The U.S. Department of Agriculture reports that its Animal and Plant Health Inspection Service "is reviewing several proposals for the production and delivery of 1.5 million radio frequency ear tags that are compliant with the National Animal Identification System (NAIS) standards.
"These ear tags will be used to uniquely identify U.S. livestock that are part of current animal disease programs, in particular within geographic regions where bovine tuberculosis testing and the brucellosis calfhood vaccination program are most active."
"National Intelligence Director Mike McConnell pulled the curtain back on previously classified details of government surveillance," wrote the AP.
"McConnell confirmed for the first time that the private sector assisted with President Bush's warrantless surveillance program," it said. "Offering never-disclosed figures, McConnell also revealed that fewer than 100 people inside the United States are monitored under FISA warrants. However, he said, thousands of people overseas are monitored," the story further noted.
Aug 22, 2007 -The recently declassified executive summary from the Central Intelligence Agency's own inspector general report confirms the intelligence failures documented by the 9-11 Commission: the CIA made critical mistakes leading up to the terrorist attacks of 9-11.
Aug 22, 2007 -This December, the U.S. intelligence community will unveil a new peer-to-peer social networking site modeled off of MySpace.com for its intelligence analysts and spies, according to MSNBC.
Aug 21, 2007 -The Department of Homeland Security will partner with the state of Vermont to develop a driver's license that will negate the need of Vermonters to show passports during border crossings to and from Canada.

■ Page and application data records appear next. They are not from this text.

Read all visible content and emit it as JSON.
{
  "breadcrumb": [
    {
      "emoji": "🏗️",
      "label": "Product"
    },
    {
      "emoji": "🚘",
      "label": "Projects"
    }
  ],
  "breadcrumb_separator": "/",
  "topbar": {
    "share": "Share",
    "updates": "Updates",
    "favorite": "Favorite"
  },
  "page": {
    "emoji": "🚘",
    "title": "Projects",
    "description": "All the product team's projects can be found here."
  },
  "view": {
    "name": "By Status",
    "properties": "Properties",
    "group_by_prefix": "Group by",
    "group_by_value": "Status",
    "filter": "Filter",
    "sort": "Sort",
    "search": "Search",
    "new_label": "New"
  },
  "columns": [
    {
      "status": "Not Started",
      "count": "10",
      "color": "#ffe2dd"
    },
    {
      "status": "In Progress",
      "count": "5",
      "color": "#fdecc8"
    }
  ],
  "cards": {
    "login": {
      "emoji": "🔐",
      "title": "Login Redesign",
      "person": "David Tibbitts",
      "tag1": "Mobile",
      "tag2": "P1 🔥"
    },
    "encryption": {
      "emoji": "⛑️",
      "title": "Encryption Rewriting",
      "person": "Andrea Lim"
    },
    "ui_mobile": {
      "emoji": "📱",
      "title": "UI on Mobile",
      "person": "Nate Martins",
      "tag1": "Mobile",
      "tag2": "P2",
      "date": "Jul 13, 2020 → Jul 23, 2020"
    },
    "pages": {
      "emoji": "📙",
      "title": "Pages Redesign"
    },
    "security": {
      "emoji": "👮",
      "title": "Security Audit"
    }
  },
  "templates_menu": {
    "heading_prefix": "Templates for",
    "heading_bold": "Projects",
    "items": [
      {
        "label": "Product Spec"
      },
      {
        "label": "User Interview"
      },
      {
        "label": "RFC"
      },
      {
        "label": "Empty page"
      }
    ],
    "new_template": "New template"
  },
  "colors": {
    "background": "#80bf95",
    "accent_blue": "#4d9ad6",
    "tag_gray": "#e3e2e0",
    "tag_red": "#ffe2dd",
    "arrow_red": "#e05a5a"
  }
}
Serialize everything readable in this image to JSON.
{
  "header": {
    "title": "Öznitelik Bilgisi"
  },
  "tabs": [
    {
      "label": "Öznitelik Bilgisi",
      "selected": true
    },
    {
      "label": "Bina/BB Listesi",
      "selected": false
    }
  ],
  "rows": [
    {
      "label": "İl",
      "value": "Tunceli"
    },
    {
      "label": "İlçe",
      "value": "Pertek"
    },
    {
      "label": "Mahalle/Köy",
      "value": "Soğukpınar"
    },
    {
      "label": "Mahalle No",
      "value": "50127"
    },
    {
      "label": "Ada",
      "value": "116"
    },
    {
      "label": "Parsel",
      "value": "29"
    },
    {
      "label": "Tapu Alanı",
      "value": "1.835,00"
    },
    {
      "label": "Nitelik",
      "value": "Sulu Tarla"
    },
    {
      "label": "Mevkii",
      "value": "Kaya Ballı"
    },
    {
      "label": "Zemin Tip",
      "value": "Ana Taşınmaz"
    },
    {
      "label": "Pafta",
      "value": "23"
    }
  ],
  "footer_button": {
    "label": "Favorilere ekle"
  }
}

"Senate Homeland Security and Governmental Affairs Committee Chairman Joe Lieberman, ID-Conn., along with Senator Daniel Akaka, D-Hawaii, House Committee on Homeland Security Committee Chairman Bennie G. Thompson, D-Miss., and Congressman James Langevin, D-R.I., Wednesday called on the Department of Homeland Security to hold off on a $1.2 billion acquisition of nuclear radiation monitors until questions about their reliability, performance, and effectiveness have been addressed," according to a press release from the committee.